Looking back now, the richness and imaginative possibility of the policy surpasses the original intentions of its framer.
As China moves into the future, Hong Kong will have important contributions to make to the nation’s development, not just economically, but socially and politically as well. Hong Kong is an incubator for democracy, freedom of expression and civil society in China. Everyone on the mainland with an active interest in China’s future and progress of China is watching Hong Kong’s development closely.
Freedom of expression must be fiercely protected in Hong Kong, and we must not grow complacent. Some are concerned that freedoms here are suffering. But there is another important aspect to this issue — do local Hong Kong media make sufficient use of the freedom they have? Do they work tirelessly to raise standards of media professionalism, serving as a model for mainland journalists in the two crucial areas of “freedom and responsibility”? As Internet technologies progress with each passing day, has Hong Kong stayed on top of the trends, accelerating the development of new media in the territory?
Hong Kong’s future is closely tied to the future of mainland China. I feel regret at Google’s departure from mainland China, but I do not feel sadness or despair.
The goal Chinese media are fighting for on a daily basis is not the ultimate goal Google was angling for. Chinese media are fighting a constant struggle for the right to expose, for example, the full facts in the Shanxi vaccine scandal. They are fighting for the right to criticize Hubei governor Li Hongzhong. Their reports are constantly censored, “harmonized” (prevented from being posted online) or subjected to “404 errors” (their articles deleted across the Web). In extreme cases, media may be purged or suspended. But they do not turn back. They gain modest victories again and again. And many small victories can add up to tremendous progress.

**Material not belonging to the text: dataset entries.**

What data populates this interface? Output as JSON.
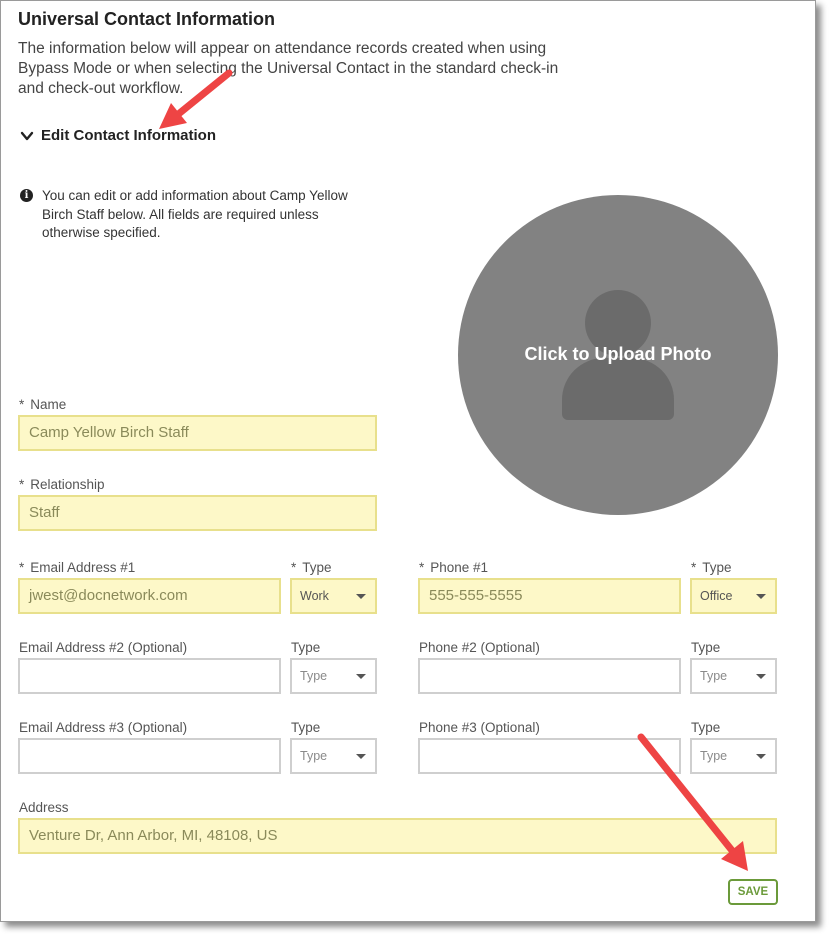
{
  "section": {
    "title": "Universal Contact Information",
    "description": "The information below will appear on attendance records created when using Bypass Mode or when selecting the Universal Contact in the standard check-in and check-out workflow."
  },
  "edit_toggle": {
    "label": "Edit Contact Information",
    "icon": "chevron-down-icon"
  },
  "info": {
    "icon": "info-icon",
    "text": "You can edit or add information about Camp Yellow Birch Staff below. All fields are required unless otherwise specified."
  },
  "photo": {
    "label": "Click to Upload Photo",
    "icon": "user-silhouette-icon"
  },
  "form": {
    "required_marker": "*",
    "name": {
      "label": "Name",
      "value": "Camp Yellow Birch Staff"
    },
    "relationship": {
      "label": "Relationship",
      "value": "Staff"
    },
    "email1": {
      "label": "Email Address #1",
      "value": "jwest@docnetwork.com"
    },
    "email1_type": {
      "label": "Type",
      "value": "Work"
    },
    "phone1": {
      "label": "Phone #1",
      "value": "555-555-5555"
    },
    "phone1_type": {
      "label": "Type",
      "value": "Office"
    },
    "email2": {
      "label": "Email Address #2 (Optional)",
      "value": ""
    },
    "email2_type": {
      "label": "Type",
      "value": "Type"
    },
    "phone2": {
      "label": "Phone #2 (Optional)",
      "value": ""
    },
    "phone2_type": {
      "label": "Type",
      "value": "Type"
    },
    "email3": {
      "label": "Email Address #3 (Optional)",
      "value": ""
    },
    "email3_type": {
      "label": "Type",
      "value": "Type"
    },
    "phone3": {
      "label": "Phone #3 (Optional)",
      "value": ""
    },
    "phone3_type": {
      "label": "Type",
      "value": "Type"
    },
    "address": {
      "label": "Address",
      "value": "Venture Dr, Ann Arbor, MI, 48108, US"
    }
  },
  "save_button": {
    "label": "SAVE"
  },
  "colors": {
    "highlight_fill": "#fdf8c8",
    "photo_circle": "#828282",
    "save_green": "#6b9a3a",
    "annotation_arrow": "#ee4444"
  }
}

Hong Kong’s Google is still China’s Google. Words like “June Fourth” and “Liu Xiaobo” are sensitive words that must be filtered out inside China’s firewall today. But I would ask, what will the situation be in three years? Or in five years, or ten years? I don’t believe that China’s Great Firewall will stand unshaken in ten years time.
And perhaps history will change must faster than we anticipate, and we will not have to wait 10 years for Google’s return to mainland China.